The following spring in 2011 marked an important transition for CFAC.
Minutes from a GC meeting in February show that Forman wished to transform the committee from “short-term necessity to a strategic, long-term trajectory.” The following month the GC discussed how CFAC’s charge should be modified in light of Forman’s request.
In a prophetic moment one faculty member expressed concern about CFAC’s confidential discussions despite being a subcommittee. The minutes read: “GovCom is seen to be responsible for a committee while being kept in the dark about its work.” Another committee member assured the faculty member that he sits on CFAC as the representative from Governance Committee.
When the GC reconvened in the fall, again members expressed concern about CFAC’s confidentiality in their August meeting. In addition to finding nominees to eventually replace the current CFAC members, the committee suggested that another member from GC sit on the committee, in an effort “for closer communication…”
The GC secured a list of faculty candidates for its September meeting, according to the minutes, and laid out qualifications to be on CFAC. The minutes read: “candidates should not currently hold positions that might be perceived as representing a conflict of interest, an effort should be made to preserve representation of Lecture Track faculty, and it is desirable, though not imperative, that more than one CFAC member not be from the same department.”
While the minutes do not expound on what constitutes a “conflict of interest,” a source who wished to remain anonymous said that those faculty members who presently held chairs of departments and program directors were excluded. Previous experience as a department chair or program director was preferred though, according to the source.
The following spring (2012), Forman attended the final meeting of the academic year in April. According to the minutes, the GC heard the position of the CFAC, which believed that “it is preferable to contract in some areas in order to provide for the possibility of enhancement and creativity in the future.”
Forman, then, identified the criteria for programs to be maintained.
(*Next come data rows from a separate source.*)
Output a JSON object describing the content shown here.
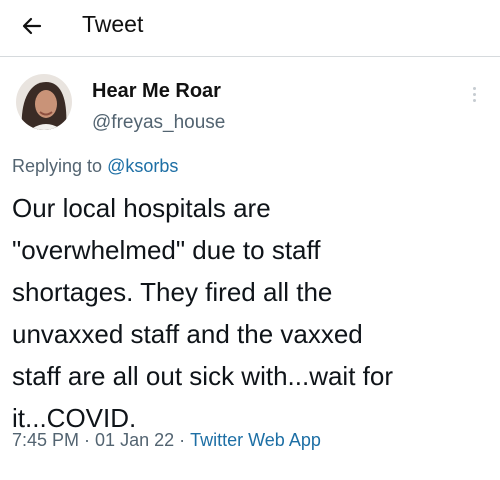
{
  "header": {
    "back_icon": "arrow-left-icon",
    "title": "Tweet"
  },
  "author": {
    "avatar_icon": "user-avatar",
    "name": "Hear Me Roar",
    "handle": "@freyas_house"
  },
  "more_icon": "more-vertical-icon",
  "reply": {
    "prefix": "Replying to ",
    "handle": "@ksorbs"
  },
  "tweet": {
    "text": "Our local hospitals are\n\"overwhelmed\" due to staff\nshortages. They fired all the\nunvaxxed staff and the vaxxed\nstaff are all out sick with...wait for\nit...COVID.",
    "time": "7:45 PM",
    "date": "01 Jan 22",
    "source": "Twitter Web App",
    "separator": "·"
  },
  "colors": {
    "text": "#0f1419",
    "secondary": "#536471",
    "link": "#1d6fa5"
  }
}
Excellence and national distinction, importance to the undergraduate curriculum, interdependency with other units, contribution to Emory’s broader mission and how the program fit in the College’s overall vision were all mentioned, according to the minutes.
When the Governance Committee met this fall on Sept. 6, Forman briefed members on his presentation that would outline the department changes at an upcoming faculty meeting.
Minutes from the meeting show that Forman did not divulge the specifics of his plan to the GC. Instead, Forman only said that the College would be “phasing out of some programs to free up resources to support and strengthen other areas.”
Forman also noted that “the personnel goal will be to move faculty to new departments … and a similar goal is in place for staff,” according to the minutes.
The College would go on to announce the specifics of the plan one week later on Sept. 14.
Minutes from the Governance Committee’s meetings from Fall 2006 to Spring 2010 are available on Emory’s website. The remaining minutes are available to faculty only on Blackboard. A faculty member provided copies of those meetings’ minutes to the Wheel. A source says that after Spring 2010, the Governance Committee decided that upon reviewing the policy of other universities, it did not seem appropriate to make minutes available to the public.
— By Evan Mah
Photography by Jason Lee
Update 2:16 PM: Links to the meetings’ minutes have been attached to all citations.